WHAT IS NEEDED » The answer is all of the data repeated exactly, with each picture omitted.

START PROVIDED MATERIAL

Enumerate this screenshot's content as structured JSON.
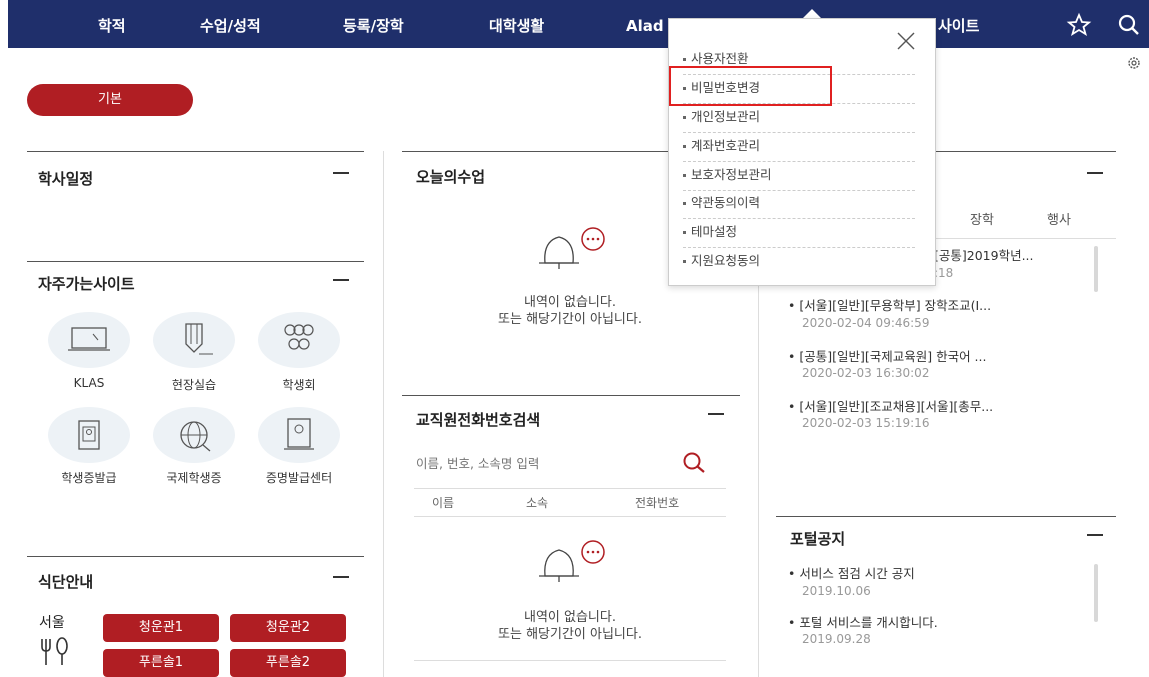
{
  "nav": {
    "items": [
      "학적",
      "수업/성적",
      "등록/장학",
      "대학생활",
      "Alad"
    ],
    "site_item": "사이트",
    "icons": [
      "star-icon",
      "search-icon"
    ]
  },
  "basic_button": "기본",
  "schedule": {
    "title": "학사일정"
  },
  "sites": {
    "title": "자주가는사이트",
    "items": [
      {
        "label": "KLAS",
        "icon": "monitor-icon"
      },
      {
        "label": "현장실습",
        "icon": "pencil-icon"
      },
      {
        "label": "학생회",
        "icon": "people-icon"
      },
      {
        "label": "학생증발급",
        "icon": "id-card-icon"
      },
      {
        "label": "국제학생증",
        "icon": "globe-icon"
      },
      {
        "label": "증명발급센터",
        "icon": "certificate-icon"
      }
    ]
  },
  "cafeteria": {
    "title": "식단안내",
    "location": "서울",
    "buttons": [
      "청운관1",
      "청운관2",
      "푸른솔1",
      "푸른솔2"
    ]
  },
  "today_class": {
    "title": "오늘의수업",
    "empty_line1": "내역이 없습니다.",
    "empty_line2": "또는 해당기간이 아닙니다."
  },
  "phone_search": {
    "title": "교직원전화번호검색",
    "placeholder": "이름, 번호, 소속명 입력",
    "columns": [
      "이름",
      "소속",
      "전화번호"
    ],
    "empty_line1": "내역이 없습니다.",
    "empty_line2": "또는 해당기간이 아닙니다."
  },
  "notices": {
    "tabs": [
      "장학",
      "행사"
    ],
    "items": [
      {
        "title": "[공통]2019학년...",
        "date": ":18"
      },
      {
        "title": "• [서울][일반][무용학부] 장학조교(I...",
        "date": "2020-02-04 09:46:59"
      },
      {
        "title": "• [공통][일반][국제교육원] 한국어 ...",
        "date": "2020-02-03 16:30:02"
      },
      {
        "title": "• [서울][일반][조교채용][서울][총무...",
        "date": "2020-02-03 15:19:16"
      }
    ]
  },
  "portal": {
    "title": "포털공지",
    "items": [
      {
        "title": "• 서비스 점검 시간 공지",
        "date": "2019.10.06"
      },
      {
        "title": "• 포털 서비스를 개시합니다.",
        "date": "2019.09.28"
      }
    ]
  },
  "dropdown": {
    "items": [
      "사용자전환",
      "비밀번호변경",
      "개인정보관리",
      "계좌번호관리",
      "보호자정보관리",
      "약관동의이력",
      "테마설정",
      "지원요청동의"
    ],
    "highlighted_index": 1
  }
}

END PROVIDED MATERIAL

RESULT OF THE EXERCISE »
Enumerate this screenshot's content as structured JSON.
{
  "nav": {
    "items": [
      "학적",
      "수업/성적",
      "등록/장학",
      "대학생활",
      "Alad"
    ],
    "site_item": "사이트",
    "icons": [
      "star-icon",
      "search-icon"
    ]
  },
  "basic_button": "기본",
  "schedule": {
    "title": "학사일정"
  },
  "sites": {
    "title": "자주가는사이트",
    "items": [
      {
        "label": "KLAS",
        "icon": "monitor-icon"
      },
      {
        "label": "현장실습",
        "icon": "pencil-icon"
      },
      {
        "label": "학생회",
        "icon": "people-icon"
      },
      {
        "label": "학생증발급",
        "icon": "id-card-icon"
      },
      {
        "label": "국제학생증",
        "icon": "globe-icon"
      },
      {
        "label": "증명발급센터",
        "icon": "certificate-icon"
      }
    ]
  },
  "cafeteria": {
    "title": "식단안내",
    "location": "서울",
    "buttons": [
      "청운관1",
      "청운관2",
      "푸른솔1",
      "푸른솔2"
    ]
  },
  "today_class": {
    "title": "오늘의수업",
    "empty_line1": "내역이 없습니다.",
    "empty_line2": "또는 해당기간이 아닙니다."
  },
  "phone_search": {
    "title": "교직원전화번호검색",
    "placeholder": "이름, 번호, 소속명 입력",
    "columns": [
      "이름",
      "소속",
      "전화번호"
    ],
    "empty_line1": "내역이 없습니다.",
    "empty_line2": "또는 해당기간이 아닙니다."
  },
  "notices": {
    "tabs": [
      "장학",
      "행사"
    ],
    "items": [
      {
        "title": "[공통]2019학년...",
        "date": ":18"
      },
      {
        "title": "• [서울][일반][무용학부] 장학조교(I...",
        "date": "2020-02-04 09:46:59"
      },
      {
        "title": "• [공통][일반][국제교육원] 한국어 ...",
        "date": "2020-02-03 16:30:02"
      },
      {
        "title": "• [서울][일반][조교채용][서울][총무...",
        "date": "2020-02-03 15:19:16"
      }
    ]
  },
  "portal": {
    "title": "포털공지",
    "items": [
      {
        "title": "• 서비스 점검 시간 공지",
        "date": "2019.10.06"
      },
      {
        "title": "• 포털 서비스를 개시합니다.",
        "date": "2019.09.28"
      }
    ]
  },
  "dropdown": {
    "items": [
      "사용자전환",
      "비밀번호변경",
      "개인정보관리",
      "계좌번호관리",
      "보호자정보관리",
      "약관동의이력",
      "테마설정",
      "지원요청동의"
    ],
    "highlighted_index": 1
  }
}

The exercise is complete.